Sorry—no mobile order and pay with your smartphone at this Starbucks on Chicago’s Magnificent Mile. But you probably won’t hear many complaints from Starbucks loyalists who come to this cathedral of coffee.
Most QSRs and fast casual cafes have turned to mobile orders to fulfill customer orders quickly and accurately. Starbucks excels at its mobile ordering app, but decided to go upscale with its Roastery stores that are all about the in-store customer experience, all 35,000 square feet of it.
Perhaps some department stores with sluggish sales can take a cue and see what it takes to get consumers to go to brick-and-mortar stores. It’s about more than just the merchandise.
A Forbes article, excerpted below, discusses more on the topic:
There are 31,000 Starbucks cafes in the world. The six Roasteries, including the 35,000-square-foot Michigan Avenue location, are temples to coffee. And they may be the only Starbucks locations where the company intentionally serves its customers…. slowly.

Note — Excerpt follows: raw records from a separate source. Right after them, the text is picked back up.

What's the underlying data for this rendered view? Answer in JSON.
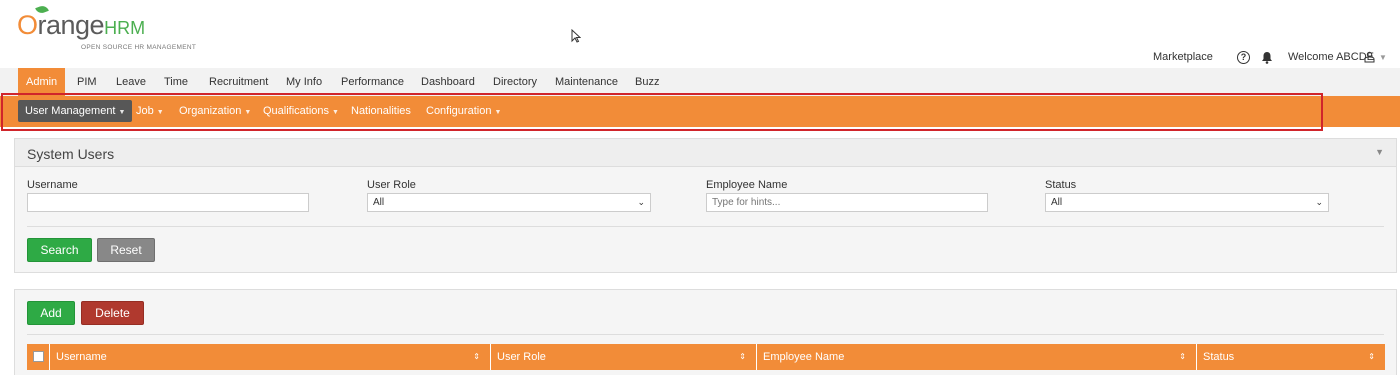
{
  "header": {
    "logo_o": "O",
    "logo_range": "range",
    "logo_hrm": "HRM",
    "logo_tagline": "OPEN SOURCE HR MANAGEMENT",
    "marketplace": "Marketplace",
    "welcome": "Welcome ABCDE"
  },
  "top_menu": {
    "items": [
      "Admin",
      "PIM",
      "Leave",
      "Time",
      "Recruitment",
      "My Info",
      "Performance",
      "Dashboard",
      "Directory",
      "Maintenance",
      "Buzz"
    ]
  },
  "sub_menu": {
    "items": [
      {
        "label": "User Management"
      },
      {
        "label": "Job"
      },
      {
        "label": "Organization"
      },
      {
        "label": "Qualifications"
      },
      {
        "label": "Nationalities"
      },
      {
        "label": "Configuration"
      }
    ]
  },
  "search_panel": {
    "title": "System Users",
    "username_label": "Username",
    "username_value": "",
    "user_role_label": "User Role",
    "user_role_value": "All",
    "employee_name_label": "Employee Name",
    "employee_name_placeholder": "Type for hints...",
    "status_label": "Status",
    "status_value": "All",
    "search_button": "Search",
    "reset_button": "Reset"
  },
  "results_panel": {
    "add_button": "Add",
    "delete_button": "Delete",
    "columns": [
      "Username",
      "User Role",
      "Employee Name",
      "Status"
    ]
  },
  "colors": {
    "accent": "#f28c38",
    "active_sub": "#575757",
    "highlight": "#d0252b",
    "green": "#2eaa45",
    "red": "#b0392e"
  }
}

The wait stands in stark contrast to the Starbucks Pick-Up concept at Penn Station, the first-of-its kind Starbucks location designed solely for customers that are on the go in the New York transit hub. Both locations opened in November.

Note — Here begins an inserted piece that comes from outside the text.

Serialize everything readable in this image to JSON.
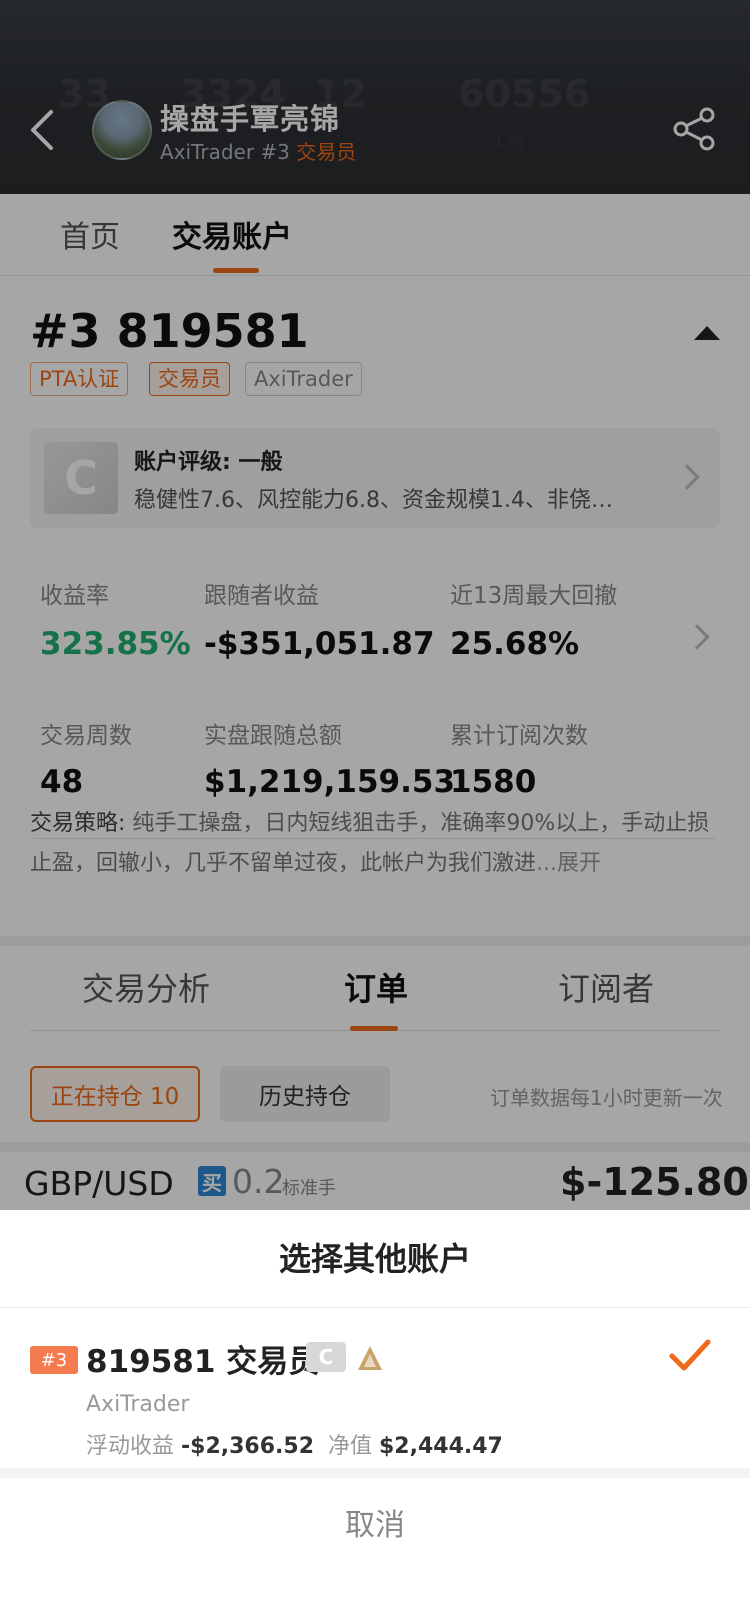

As a multibillion-dollar retailer, Starbucks has the luxury of operating multiple formats to serve its customer. Pick-Up may become standard in many locations where the customer wants to grab and go. But the Roasteries are the ultimate brand-building arm of the company’s physical location and concept strategy.
Overview by Raymond Pucci, Director, Merchant Services at Mercator Advisory Group